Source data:
---+---

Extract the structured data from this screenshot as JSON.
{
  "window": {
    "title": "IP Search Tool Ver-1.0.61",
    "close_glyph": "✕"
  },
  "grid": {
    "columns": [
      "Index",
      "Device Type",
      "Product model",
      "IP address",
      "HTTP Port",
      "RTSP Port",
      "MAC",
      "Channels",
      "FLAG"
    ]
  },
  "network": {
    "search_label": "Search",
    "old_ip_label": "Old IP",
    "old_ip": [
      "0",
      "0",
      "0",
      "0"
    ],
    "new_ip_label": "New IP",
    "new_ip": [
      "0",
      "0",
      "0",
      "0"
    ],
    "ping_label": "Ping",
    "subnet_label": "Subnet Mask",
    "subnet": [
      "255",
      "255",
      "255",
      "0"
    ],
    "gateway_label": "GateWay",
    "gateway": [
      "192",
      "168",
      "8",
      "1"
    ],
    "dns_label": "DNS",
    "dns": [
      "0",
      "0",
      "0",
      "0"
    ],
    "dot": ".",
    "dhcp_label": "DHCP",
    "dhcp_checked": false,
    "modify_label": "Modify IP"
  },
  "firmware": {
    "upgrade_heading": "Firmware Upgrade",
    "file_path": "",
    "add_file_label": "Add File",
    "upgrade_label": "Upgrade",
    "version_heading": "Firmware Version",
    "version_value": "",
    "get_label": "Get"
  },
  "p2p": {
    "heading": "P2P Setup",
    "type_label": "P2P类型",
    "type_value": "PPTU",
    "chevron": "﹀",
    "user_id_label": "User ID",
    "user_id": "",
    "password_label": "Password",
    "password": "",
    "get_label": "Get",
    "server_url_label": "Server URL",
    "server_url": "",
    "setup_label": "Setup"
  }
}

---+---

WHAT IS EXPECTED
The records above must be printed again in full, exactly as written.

OUTPUT OF THE EXERCISE
Extract the structured data from this screenshot as JSON.
{
  "window": {
    "title": "IP Search Tool Ver-1.0.61",
    "close_glyph": "✕"
  },
  "grid": {
    "columns": [
      "Index",
      "Device Type",
      "Product model",
      "IP address",
      "HTTP Port",
      "RTSP Port",
      "MAC",
      "Channels",
      "FLAG"
    ]
  },
  "network": {
    "search_label": "Search",
    "old_ip_label": "Old IP",
    "old_ip": [
      "0",
      "0",
      "0",
      "0"
    ],
    "new_ip_label": "New IP",
    "new_ip": [
      "0",
      "0",
      "0",
      "0"
    ],
    "ping_label": "Ping",
    "subnet_label": "Subnet Mask",
    "subnet": [
      "255",
      "255",
      "255",
      "0"
    ],
    "gateway_label": "GateWay",
    "gateway": [
      "192",
      "168",
      "8",
      "1"
    ],
    "dns_label": "DNS",
    "dns": [
      "0",
      "0",
      "0",
      "0"
    ],
    "dot": ".",
    "dhcp_label": "DHCP",
    "dhcp_checked": false,
    "modify_label": "Modify IP"
  },
  "firmware": {
    "upgrade_heading": "Firmware Upgrade",
    "file_path": "",
    "add_file_label": "Add File",
    "upgrade_label": "Upgrade",
    "version_heading": "Firmware Version",
    "version_value": "",
    "get_label": "Get"
  },
  "p2p": {
    "heading": "P2P Setup",
    "type_label": "P2P类型",
    "type_value": "PPTU",
    "chevron": "﹀",
    "user_id_label": "User ID",
    "user_id": "",
    "password_label": "Password",
    "password": "",
    "get_label": "Get",
    "server_url_label": "Server URL",
    "server_url": "",
    "setup_label": "Setup"
  }
}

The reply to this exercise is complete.